Jorge and Linda Moreno, former roommates of Sean Monterrosa, protest in front of City Hall prior to a June 5 march. Monterrosa was killed by a Vallejo police officer on June 2. (Chris Riley – Times-Herald file photo)

Pressure continues to mount from outside Vallejo to release body camera footage from the fatal officer-involved shooting of Sean Monterrosa in front of a Vallejo Walgreens during the early morning hours of June 2.

Both the American Civil Liberties Union of Northern California and the San Francisco Board of Supervisors have taken the rare action of asking Vallejo leaders to release the body camera footage immediately, instead of delaying release of the footage up to 45 calendar days — as allowed by state law.

“For years, police accountability and civil rights activist in Vallejo have run up against a police department that has disproportionately targeted people of color, has been allowed to brutalize Black and Latino residents, and has rarely been held accountable for its actions,” part of the supervisors’ June 16 resolution reads.

In its five-page letter from June 30, the ACLU criticizes the city for failing to release the body camera footage, and video from a private drone sought through the California Public Records Act by the nonprofit public interest newsroom Open Vallejo.

“Not only is the city required to release these records pursuant to the PRA, the city’s delay erodes what little public trust remains with a community that has seen far too many killed and brutally assaulted by the police,” the letter states.

Monterrosa, 22, of San Francisco was shot and killed outside the Walgreens on Redwood Street. Law enforcement sources say the police officer is Jarrett Tonn. He fired five times through a car windshield, hitting Monterrosa once. City and police officials have yet to officially confirm Tonn as the shooter.

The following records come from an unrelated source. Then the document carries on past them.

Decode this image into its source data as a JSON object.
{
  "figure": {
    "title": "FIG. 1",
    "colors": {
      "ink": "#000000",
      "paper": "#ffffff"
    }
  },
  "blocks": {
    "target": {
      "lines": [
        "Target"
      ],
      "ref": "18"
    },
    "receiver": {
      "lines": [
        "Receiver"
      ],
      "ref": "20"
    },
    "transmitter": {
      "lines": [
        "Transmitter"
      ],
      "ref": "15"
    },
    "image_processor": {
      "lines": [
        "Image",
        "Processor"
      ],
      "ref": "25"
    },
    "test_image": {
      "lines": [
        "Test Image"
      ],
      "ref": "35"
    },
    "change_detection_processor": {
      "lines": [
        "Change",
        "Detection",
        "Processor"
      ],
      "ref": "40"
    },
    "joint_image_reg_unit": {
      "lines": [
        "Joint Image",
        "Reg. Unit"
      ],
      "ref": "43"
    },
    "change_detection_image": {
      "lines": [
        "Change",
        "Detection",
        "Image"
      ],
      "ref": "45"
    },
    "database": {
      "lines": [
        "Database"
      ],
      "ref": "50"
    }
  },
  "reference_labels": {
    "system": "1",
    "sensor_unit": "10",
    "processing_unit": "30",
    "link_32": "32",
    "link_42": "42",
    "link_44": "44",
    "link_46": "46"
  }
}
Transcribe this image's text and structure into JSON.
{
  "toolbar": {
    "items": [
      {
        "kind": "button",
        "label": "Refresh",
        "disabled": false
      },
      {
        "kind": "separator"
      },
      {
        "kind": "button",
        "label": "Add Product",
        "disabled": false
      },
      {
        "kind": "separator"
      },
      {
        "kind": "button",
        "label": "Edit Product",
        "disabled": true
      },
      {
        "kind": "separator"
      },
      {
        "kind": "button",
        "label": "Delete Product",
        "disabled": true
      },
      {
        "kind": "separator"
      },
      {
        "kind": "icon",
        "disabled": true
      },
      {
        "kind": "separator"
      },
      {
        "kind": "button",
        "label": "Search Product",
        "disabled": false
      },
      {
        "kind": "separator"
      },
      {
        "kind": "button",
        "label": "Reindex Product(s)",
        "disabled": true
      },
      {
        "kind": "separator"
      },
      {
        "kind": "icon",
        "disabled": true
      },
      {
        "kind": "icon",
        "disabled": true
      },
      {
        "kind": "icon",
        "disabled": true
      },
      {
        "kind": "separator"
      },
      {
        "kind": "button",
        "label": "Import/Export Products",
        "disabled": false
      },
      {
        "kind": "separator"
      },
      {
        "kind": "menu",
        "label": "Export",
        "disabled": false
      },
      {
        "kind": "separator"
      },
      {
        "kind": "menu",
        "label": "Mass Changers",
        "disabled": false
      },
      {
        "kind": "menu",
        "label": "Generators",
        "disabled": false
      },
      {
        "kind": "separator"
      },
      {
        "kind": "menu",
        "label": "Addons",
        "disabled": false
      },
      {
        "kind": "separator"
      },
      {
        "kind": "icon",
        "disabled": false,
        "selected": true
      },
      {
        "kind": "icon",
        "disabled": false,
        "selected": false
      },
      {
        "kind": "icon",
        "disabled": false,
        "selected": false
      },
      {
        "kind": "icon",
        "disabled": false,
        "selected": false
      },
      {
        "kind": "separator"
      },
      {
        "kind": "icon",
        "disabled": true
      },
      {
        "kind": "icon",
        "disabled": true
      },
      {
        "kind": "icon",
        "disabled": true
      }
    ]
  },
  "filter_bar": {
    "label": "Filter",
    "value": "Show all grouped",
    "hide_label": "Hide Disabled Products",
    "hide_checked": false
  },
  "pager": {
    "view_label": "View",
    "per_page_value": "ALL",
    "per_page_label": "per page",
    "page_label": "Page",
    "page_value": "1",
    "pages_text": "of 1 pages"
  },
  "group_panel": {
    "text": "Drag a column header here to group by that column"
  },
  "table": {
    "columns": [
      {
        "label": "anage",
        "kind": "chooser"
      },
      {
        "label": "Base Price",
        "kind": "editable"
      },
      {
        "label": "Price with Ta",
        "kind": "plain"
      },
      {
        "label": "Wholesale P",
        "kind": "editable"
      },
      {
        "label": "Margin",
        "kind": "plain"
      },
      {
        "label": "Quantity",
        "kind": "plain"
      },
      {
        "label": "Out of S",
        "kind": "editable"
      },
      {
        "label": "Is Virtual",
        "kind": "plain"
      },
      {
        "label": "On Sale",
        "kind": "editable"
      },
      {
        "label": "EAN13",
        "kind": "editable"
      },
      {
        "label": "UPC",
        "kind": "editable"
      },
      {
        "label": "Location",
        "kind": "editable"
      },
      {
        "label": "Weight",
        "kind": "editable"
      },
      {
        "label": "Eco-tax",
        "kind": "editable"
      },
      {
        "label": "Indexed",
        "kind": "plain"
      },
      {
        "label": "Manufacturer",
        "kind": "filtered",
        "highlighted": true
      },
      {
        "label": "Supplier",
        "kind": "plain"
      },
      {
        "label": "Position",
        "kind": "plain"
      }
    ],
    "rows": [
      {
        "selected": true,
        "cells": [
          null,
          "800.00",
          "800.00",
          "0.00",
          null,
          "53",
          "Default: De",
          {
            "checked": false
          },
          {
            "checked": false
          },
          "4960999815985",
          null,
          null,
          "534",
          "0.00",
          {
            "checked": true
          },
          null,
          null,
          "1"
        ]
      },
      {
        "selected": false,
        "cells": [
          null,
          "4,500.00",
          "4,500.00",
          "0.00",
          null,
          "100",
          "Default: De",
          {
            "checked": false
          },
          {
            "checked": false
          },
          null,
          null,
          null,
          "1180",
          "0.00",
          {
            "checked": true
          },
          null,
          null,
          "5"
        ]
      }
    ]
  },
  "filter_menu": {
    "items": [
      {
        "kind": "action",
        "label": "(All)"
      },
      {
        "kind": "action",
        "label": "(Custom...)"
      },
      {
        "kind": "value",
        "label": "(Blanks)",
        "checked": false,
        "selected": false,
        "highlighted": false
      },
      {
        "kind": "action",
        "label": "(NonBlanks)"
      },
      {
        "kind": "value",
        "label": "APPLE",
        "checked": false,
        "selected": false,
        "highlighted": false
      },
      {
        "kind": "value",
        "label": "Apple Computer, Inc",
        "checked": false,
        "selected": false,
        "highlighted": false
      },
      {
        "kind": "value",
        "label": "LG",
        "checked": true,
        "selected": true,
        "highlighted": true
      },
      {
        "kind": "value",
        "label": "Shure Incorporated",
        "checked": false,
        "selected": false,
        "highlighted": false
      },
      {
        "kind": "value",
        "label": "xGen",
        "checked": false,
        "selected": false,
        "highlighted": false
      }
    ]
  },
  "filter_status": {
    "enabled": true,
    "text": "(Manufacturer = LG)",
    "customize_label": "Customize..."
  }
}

“Sean Monterrosa was my constituent and a beloved member of the Bernal Heights and Mission District neighborhoods that I represent,” said San Francisco Supervisor Hillary Ronen, who authored the resolution, in a statement to the Times-Herald on Monday. “He was a passionate advocate for social justice, and his death by Vallejo police has left a painful void in our community. The San Francisco Board of Supervisors unanimously approved the resolution I authored urging the release of body camera footage from the officers involved in Sean’s death in order to bring greater transparency to this case and help Sean’s family obtain the justice they deserve.”

Monterrosa’s sister, Ashley Monterrosa, told the Times-Herald over the weekend that the family was offered the chance recently to watch the body camera footage, but only without a lawyer. The family declined.

Ashley Monterrosa said the family is hoping to watch the footage some time this week with their lawyer. She said a lawsuit would likely be followed afterward. The Monterrosa family is being represented by civil rights attorney John Burris.